NOTE:  I am not a doctor or mental health professional. I speak only from personal experiences with and observations of mental illness, abuse, and addiction. In no way is this website intended to substitute for professional mental or behavioral health care.
If you are struggling emotionally today or feeling suicidal, or concerned about someone who is, please call the National Suicide Prevention Lifeline 1-800-273-TALK (8255). Hope and help are yours.

*https://www.biblegateway.com/passage/?search=matthew+5&version=ESV

Death, Murder, and Denial. Emotions Call for Attention

Compassionate Love: Displaying compassion for those who struggle with mental illness   (c) 2018  Nancy Virden, Always The Fight Ministries

Denial does not work because bottled up emotions will come out some other way, affecting our physical and mental health.  Refusing to talk about something keeps us isolated, alone with our interpretation of events.

This is one of myriad reasons my suggestion is consistent –  seek a professional, knowledgeable perspective.

At 18 and single, Kimberly had already experienced pregnancy twice. Her first baby died just before birth,  and Kimberly was forced to deliver a stillborn daughter.  The second pregnancy was a rebound one, she said. 

When we first met, she was in the first trimester of the second pregnancy. She was excited!  Her strong family support system, including her mother, helped her cope. Her dreams for another baby girl knew no bounds.  As we talked, I grew to like what appeared as Kimberly’s overcomer attitude.

Family death and murder

Then her mother suddenly died. Kimberly spoke fondly of her, and expressed regret they would not have more time.  Her emotions were well-hidden. “Everything happens for a reason,” she said. I never saw another reaction. 

By now the nursery was furnished. Baby clothes lined dresser drawers. Packages of diapers collected against a wall. Her much-loved child was due in four weeks. Then the unthinkable happened. 

One afternoon, her boyfriend’s sister assaulted her, beating and pushing.  Kimberly’s pre-born baby died.  She filed charges and eventually won a homicide case against the assailant. 

The next time I saw her, she was unemotional. In the course of one year, this young woman had lost two babies and her mother. Yet she showed no pain.

Hidden emotions will spill…

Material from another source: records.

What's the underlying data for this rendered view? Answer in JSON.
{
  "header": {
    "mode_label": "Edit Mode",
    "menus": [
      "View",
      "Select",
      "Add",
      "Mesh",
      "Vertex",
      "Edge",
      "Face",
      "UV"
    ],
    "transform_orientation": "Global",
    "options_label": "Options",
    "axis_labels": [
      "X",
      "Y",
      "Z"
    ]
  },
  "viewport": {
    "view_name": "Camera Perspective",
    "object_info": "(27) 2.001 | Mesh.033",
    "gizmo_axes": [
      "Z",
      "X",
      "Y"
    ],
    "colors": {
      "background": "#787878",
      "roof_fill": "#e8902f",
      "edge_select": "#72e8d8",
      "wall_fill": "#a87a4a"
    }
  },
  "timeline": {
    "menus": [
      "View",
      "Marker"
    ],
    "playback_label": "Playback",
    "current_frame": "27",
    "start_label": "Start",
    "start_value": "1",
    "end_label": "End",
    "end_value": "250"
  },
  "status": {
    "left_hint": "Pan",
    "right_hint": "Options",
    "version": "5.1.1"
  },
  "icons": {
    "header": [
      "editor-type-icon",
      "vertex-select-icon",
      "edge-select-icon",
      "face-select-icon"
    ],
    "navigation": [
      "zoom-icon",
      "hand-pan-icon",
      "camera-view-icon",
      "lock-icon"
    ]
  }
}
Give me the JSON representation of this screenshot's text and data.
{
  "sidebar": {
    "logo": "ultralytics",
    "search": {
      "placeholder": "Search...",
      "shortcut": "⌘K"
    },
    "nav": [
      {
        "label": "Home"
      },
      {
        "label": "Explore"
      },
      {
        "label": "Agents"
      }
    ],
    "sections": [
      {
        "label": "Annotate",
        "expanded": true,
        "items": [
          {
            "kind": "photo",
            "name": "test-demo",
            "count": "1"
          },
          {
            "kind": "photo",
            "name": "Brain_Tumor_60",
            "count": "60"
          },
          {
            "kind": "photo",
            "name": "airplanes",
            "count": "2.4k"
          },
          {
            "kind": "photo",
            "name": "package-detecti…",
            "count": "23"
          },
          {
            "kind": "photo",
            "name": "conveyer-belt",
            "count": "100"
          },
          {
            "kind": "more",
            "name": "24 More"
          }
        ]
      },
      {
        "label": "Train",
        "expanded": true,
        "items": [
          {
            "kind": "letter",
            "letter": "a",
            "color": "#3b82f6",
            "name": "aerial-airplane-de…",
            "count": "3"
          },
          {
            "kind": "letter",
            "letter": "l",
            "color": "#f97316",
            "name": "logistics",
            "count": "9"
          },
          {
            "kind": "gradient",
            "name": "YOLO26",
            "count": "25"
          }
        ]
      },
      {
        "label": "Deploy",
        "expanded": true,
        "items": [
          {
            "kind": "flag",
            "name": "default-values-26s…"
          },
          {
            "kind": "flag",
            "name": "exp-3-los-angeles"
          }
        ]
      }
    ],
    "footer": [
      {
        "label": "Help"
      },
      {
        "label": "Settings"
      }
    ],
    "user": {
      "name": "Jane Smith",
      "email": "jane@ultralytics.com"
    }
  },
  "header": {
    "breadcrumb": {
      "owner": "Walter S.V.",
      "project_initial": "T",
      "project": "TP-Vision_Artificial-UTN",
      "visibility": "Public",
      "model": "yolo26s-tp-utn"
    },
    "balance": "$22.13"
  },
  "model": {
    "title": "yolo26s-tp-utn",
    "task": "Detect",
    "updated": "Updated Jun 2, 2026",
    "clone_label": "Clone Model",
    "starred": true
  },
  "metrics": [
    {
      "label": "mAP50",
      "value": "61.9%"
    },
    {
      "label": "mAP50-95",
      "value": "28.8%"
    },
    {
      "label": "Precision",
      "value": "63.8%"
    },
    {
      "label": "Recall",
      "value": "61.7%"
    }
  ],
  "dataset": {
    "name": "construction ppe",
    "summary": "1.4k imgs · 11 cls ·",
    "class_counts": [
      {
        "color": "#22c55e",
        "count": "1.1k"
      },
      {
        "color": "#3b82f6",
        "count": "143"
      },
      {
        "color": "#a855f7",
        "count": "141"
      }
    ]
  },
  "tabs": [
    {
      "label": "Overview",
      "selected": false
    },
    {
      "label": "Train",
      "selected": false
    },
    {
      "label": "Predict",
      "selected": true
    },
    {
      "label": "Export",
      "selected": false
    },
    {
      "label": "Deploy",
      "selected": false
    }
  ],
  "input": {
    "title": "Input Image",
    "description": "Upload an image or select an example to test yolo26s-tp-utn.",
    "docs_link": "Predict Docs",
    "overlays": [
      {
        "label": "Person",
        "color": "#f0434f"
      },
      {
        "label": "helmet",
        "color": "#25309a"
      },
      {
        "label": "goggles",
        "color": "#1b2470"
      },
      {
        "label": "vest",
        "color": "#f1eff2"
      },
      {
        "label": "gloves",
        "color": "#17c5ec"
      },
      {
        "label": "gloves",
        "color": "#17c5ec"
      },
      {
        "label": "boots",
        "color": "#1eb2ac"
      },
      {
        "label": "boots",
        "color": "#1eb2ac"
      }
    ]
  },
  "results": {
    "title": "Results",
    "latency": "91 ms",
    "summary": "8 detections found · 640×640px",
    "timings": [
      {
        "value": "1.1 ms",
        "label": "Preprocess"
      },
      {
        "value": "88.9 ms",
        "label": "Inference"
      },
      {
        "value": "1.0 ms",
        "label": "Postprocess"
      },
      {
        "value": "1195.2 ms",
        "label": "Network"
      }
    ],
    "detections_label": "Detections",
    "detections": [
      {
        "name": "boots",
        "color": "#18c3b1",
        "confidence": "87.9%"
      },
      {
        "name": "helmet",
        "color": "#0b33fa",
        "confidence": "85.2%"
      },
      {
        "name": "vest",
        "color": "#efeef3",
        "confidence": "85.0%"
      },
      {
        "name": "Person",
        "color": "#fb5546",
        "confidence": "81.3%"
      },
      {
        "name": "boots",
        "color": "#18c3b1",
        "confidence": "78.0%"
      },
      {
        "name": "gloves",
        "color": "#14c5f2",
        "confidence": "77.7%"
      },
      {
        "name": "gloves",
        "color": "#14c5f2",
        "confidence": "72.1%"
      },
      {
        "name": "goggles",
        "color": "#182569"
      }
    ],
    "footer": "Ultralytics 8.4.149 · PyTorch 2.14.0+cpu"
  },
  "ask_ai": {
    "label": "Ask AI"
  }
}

Her behavior told a different story.  Only one month after the assault,  she invited me to walk her through her third round of hope and dreams. For months, all she could talk about was her developing little boy. 

“Are you sad?” I asked, referring to so many losses.

“I was, but now I have this baby to care for,” she said with a smile. “Everything happens for a reason.”

I’m convinced  she was coping the best she knew how – by tackling one storm at a time.  That’s an effective, temporary coping skill.  However, it leaves us dependent on the whims of circumstances outside of our control.  Buried emotions powerfully push us toward immediate relief.  The resulting lack of awareness does not guide us toward making healthier or wiser decisions. 

I hope for the sake of her longterm physical, mental, and spiritual health, she eventually found the will to face, experience, and share her feelings with a professional grief counselor.  

We all live with pain. God draws us to himself, gives of himself, and tells us to reach out to one another. Why? Because none of us are meant to do this alone. We thrive in honesty. 

NOTE:  I am not a doctor or mental health professional. I speak only from personal experiences with and observations of mental illness, abuse, and addiction. In no way is this website intended to substitute for professional mental or behavioral health care.

If you are struggling emotionally today or feeling suicidal, or concerned about someone who is, please call the National Suicide Prevention Lifeline 1-800-273-TALK (8255). Hope and help are yours.